Apparently, she said, the Corona police got their call before the policy had been rescinded. She said she did not believe any police agencies actually had the inside of their offices photographed, though she added: “I can’t guarantee that 100 percent.”
After the breach
ChoicePoint had inspected some customers who got personal data in the past, but stepped up the system after February’s identity-theft disclosure, one of many high-profile data breaches to surface this year. That fraud — which resulted in at least 750 identity-theft cases — sent ChoicePoint’s stock tumbling 24 percent in the ensuing weeks. About two-thirds of that lost value has been regained.

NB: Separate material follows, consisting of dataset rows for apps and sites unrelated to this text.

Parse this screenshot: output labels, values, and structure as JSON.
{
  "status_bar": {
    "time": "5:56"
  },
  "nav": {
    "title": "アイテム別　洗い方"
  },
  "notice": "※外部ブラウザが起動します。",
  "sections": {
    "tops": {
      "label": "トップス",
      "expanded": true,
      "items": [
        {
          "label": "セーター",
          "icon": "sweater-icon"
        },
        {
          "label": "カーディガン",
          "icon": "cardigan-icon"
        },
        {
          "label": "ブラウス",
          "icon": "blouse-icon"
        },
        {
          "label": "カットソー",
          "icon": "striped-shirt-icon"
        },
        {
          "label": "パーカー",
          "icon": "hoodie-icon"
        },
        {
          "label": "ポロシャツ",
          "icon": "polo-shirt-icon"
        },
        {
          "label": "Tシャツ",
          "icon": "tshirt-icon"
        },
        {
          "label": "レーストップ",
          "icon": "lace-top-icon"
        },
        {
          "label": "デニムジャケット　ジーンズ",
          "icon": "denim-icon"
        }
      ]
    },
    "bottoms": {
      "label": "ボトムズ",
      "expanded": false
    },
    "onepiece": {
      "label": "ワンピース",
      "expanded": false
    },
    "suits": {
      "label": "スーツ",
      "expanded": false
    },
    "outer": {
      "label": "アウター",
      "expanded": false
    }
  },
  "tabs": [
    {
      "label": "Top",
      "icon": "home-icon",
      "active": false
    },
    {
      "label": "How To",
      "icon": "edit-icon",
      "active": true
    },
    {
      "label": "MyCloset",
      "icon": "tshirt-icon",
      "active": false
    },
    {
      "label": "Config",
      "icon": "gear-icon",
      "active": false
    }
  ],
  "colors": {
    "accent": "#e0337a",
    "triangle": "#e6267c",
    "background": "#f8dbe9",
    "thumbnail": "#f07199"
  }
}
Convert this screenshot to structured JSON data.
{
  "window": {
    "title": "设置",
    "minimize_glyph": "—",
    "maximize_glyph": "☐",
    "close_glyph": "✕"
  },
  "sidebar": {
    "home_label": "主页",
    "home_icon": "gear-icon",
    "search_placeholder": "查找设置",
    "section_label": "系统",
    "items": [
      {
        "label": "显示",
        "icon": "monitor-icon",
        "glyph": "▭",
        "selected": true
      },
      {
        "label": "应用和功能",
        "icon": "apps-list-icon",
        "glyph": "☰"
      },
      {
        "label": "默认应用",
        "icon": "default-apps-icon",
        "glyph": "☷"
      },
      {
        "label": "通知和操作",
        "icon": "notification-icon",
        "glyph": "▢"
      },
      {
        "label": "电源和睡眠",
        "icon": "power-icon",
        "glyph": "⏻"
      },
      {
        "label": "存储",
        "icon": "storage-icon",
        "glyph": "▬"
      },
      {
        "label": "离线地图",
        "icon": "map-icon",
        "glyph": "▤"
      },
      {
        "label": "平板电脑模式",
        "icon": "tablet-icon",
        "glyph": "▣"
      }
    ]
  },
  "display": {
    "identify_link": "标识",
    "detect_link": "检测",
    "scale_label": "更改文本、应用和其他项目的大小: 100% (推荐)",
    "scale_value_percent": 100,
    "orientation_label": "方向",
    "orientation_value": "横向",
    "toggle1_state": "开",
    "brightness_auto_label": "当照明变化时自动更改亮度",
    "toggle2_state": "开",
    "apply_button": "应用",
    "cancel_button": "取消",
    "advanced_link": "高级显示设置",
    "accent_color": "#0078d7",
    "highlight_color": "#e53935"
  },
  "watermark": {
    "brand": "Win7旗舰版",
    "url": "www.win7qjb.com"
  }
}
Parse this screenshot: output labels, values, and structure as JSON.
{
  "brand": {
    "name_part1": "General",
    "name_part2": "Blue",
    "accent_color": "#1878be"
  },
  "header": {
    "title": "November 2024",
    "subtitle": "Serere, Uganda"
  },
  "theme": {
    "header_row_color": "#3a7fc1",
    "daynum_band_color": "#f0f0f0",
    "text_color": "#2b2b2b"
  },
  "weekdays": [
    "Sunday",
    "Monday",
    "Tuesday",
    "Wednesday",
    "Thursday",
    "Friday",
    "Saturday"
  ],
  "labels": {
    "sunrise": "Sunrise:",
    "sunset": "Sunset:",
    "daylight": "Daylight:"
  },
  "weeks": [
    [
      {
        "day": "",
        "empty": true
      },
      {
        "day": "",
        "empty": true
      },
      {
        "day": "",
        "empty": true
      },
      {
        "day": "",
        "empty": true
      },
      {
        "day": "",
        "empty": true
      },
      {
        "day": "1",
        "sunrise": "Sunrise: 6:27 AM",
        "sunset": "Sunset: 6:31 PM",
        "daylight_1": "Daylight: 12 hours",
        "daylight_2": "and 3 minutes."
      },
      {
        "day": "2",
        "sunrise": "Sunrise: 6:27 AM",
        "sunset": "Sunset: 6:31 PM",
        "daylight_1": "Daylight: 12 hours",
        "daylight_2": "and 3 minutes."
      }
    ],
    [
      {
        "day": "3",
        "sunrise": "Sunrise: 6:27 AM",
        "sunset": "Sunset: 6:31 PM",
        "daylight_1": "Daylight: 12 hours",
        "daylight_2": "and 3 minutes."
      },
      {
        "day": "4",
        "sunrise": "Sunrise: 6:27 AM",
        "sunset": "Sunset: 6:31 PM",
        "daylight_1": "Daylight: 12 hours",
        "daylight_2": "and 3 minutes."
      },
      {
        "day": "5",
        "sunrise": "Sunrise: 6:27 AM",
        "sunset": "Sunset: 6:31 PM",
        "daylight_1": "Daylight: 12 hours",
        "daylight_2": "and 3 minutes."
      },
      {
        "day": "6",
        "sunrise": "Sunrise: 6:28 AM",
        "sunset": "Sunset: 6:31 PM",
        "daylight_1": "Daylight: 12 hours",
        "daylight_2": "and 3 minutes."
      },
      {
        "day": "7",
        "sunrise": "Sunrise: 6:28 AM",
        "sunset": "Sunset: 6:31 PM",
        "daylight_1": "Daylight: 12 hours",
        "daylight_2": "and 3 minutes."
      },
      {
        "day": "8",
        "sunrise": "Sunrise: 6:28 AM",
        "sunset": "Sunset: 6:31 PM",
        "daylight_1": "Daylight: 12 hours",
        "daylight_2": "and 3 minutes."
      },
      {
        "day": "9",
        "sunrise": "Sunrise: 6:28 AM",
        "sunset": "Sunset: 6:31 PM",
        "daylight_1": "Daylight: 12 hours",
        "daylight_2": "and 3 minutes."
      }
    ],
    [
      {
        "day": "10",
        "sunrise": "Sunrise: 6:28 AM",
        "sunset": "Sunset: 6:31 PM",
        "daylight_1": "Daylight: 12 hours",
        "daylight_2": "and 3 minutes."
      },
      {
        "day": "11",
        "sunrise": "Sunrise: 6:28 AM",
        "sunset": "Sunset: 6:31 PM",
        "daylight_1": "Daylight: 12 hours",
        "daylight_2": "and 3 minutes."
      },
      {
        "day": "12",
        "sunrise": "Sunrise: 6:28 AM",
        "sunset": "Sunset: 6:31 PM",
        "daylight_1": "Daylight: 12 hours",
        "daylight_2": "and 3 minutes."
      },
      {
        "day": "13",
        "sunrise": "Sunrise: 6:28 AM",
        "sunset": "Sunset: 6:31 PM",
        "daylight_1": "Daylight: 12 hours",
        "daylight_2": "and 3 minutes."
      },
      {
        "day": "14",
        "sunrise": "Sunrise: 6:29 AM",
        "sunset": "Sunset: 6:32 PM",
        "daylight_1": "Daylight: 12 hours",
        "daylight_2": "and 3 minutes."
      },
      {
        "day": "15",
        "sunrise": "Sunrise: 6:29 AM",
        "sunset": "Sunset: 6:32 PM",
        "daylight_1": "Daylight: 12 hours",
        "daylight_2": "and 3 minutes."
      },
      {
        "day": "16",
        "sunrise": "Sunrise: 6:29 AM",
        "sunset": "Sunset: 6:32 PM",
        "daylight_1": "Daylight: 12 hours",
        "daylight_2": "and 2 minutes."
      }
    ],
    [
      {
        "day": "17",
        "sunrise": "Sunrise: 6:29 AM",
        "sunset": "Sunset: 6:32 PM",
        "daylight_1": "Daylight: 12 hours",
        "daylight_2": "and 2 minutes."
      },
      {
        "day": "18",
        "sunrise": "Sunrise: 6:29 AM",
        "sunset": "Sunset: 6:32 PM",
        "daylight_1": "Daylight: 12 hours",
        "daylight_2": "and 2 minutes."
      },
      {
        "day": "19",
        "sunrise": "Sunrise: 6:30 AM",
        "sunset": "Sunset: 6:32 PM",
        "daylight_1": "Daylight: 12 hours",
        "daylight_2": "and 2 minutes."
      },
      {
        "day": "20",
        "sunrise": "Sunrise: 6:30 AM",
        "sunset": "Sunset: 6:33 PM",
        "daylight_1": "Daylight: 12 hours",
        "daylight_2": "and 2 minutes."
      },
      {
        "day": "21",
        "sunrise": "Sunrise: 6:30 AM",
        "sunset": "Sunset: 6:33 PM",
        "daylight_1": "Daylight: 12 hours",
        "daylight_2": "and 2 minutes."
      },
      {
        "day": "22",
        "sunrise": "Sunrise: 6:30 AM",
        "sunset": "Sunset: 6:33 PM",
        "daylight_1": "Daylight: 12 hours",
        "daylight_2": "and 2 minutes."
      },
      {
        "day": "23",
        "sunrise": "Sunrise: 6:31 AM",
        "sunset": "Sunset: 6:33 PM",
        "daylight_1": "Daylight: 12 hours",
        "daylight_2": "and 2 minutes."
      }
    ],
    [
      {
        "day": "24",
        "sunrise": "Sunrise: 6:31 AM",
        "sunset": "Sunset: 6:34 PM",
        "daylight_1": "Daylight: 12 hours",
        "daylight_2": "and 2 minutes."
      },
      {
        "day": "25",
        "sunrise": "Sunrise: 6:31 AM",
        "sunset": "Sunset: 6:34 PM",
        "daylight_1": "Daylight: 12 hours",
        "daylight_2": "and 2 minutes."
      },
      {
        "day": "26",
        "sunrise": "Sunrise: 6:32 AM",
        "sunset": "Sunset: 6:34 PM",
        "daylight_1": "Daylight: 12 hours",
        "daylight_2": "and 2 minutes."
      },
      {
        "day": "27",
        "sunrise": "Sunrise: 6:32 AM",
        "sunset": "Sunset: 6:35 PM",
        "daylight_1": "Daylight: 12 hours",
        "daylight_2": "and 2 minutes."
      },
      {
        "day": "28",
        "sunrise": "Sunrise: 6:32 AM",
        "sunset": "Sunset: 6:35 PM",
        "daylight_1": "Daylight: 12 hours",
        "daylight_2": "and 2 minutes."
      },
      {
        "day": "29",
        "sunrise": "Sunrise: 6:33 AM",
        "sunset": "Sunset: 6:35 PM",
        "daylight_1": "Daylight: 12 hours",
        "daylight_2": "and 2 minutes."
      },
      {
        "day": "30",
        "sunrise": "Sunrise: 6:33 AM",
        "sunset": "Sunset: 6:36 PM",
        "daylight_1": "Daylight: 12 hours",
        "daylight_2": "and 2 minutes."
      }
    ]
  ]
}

Many ChoicePoint customers now get inspections when they open a new account or re-sign a contract for sensitive data, DiBattiste said.
Making the visits is necessary because “an identity thief could make believe he’s the local sheriff in a town of 2,000 people,” she said.
The inspector does not access customers’ computers or databases, she said. The auditor spends less than an hour confirming that the customer is legitimate and appears to have reasonable security practices.
DiBattiste wouldn’t give specifics. But one thing the Corona police were told was that the inspector would need to ensure that workstations where ChoicePoint databases were accessed were not left unmonitored.
Although ChoicePoint contends that few, if any, customers have defected rather than submit to inspections, DiBattiste acknowledged that the auditing is a work in progress.
For one, ChoicePoint now lets customers apply for a waiver, which DiBattiste must approve, if they have a long relationship with ChoicePoint or already have been contacted recently by someone from the company.
As senior counsel with the Electronic Privacy Information Center, Chris Hoofnagle has been a ChoicePoint critic. He says the company deserves credit for its inspections, though he wants them to go further.
“I think ChoicePoint should randomly audit users of the database,” he said, “and make them show why they pulled a file of an individual.”